This is the first poem in the book – as can be seen, it has some connection with the Cowper passage, though I don’t think I was aware of the link at the time:

The New Typewriter Ribbon

A new blackness, less penetrable.
What seemed to be an afterthought, tonight
Turns out to be the main thought.
Because of this I don’t go out much
Any more: a blackness that turns –
I have to look now – from left to right
Or from right to left and back again.

A bell rings. The door opens next door
And John Doyle laughs Ha Ha and then
Come in he says I hardly knew ye.

I set to thinking about returned greetings,
About how writing is the purest invitation
And about the time my mother called
And I was found out in the way I said hello,
Being guilty of what I most attacked.

A new blackness, less penetrable, more smudged,
And yet I am ready now and willing,
Both aimed and pierced.

Perpetual Star

Perpetual Star
Perpetual Star

Perpetual Star
by Brian Lynch
Dublin, Raven Arts Press, 1981

cover image by Rosaleen Davey. Back cover photo by Roy Esmonde incorporating a drawing by Rosaleen Davey

Some reviews

Laurels should be placed in a champagne mood on Lynch’s brow for one very great and clear reason. Our culture, notoriously cold in sensual knowledge, has produced here a love poet of absolute integrity. – The Sunday Press
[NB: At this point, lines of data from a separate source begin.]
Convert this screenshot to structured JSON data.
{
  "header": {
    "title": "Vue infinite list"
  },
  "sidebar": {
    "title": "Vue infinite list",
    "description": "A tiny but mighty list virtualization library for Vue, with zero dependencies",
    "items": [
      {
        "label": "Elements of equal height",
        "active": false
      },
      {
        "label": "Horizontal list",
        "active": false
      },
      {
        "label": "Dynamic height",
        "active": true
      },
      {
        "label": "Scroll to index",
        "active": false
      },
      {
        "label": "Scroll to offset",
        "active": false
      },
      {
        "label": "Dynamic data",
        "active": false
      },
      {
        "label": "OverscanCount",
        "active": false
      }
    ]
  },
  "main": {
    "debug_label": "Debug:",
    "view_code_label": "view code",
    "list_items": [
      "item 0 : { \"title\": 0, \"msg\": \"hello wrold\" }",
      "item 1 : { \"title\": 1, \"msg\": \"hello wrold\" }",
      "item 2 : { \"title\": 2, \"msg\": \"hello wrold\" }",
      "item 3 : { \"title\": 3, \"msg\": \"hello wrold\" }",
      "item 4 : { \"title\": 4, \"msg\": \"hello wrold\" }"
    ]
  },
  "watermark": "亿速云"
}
This is highly impressive work. If one is to go into ratings, I rank with this Durcan’s recent collection as the best in Irish poetry today. –Cyphers

Here are some of the finest poems written in Ireland since World War II. – Cork Examiner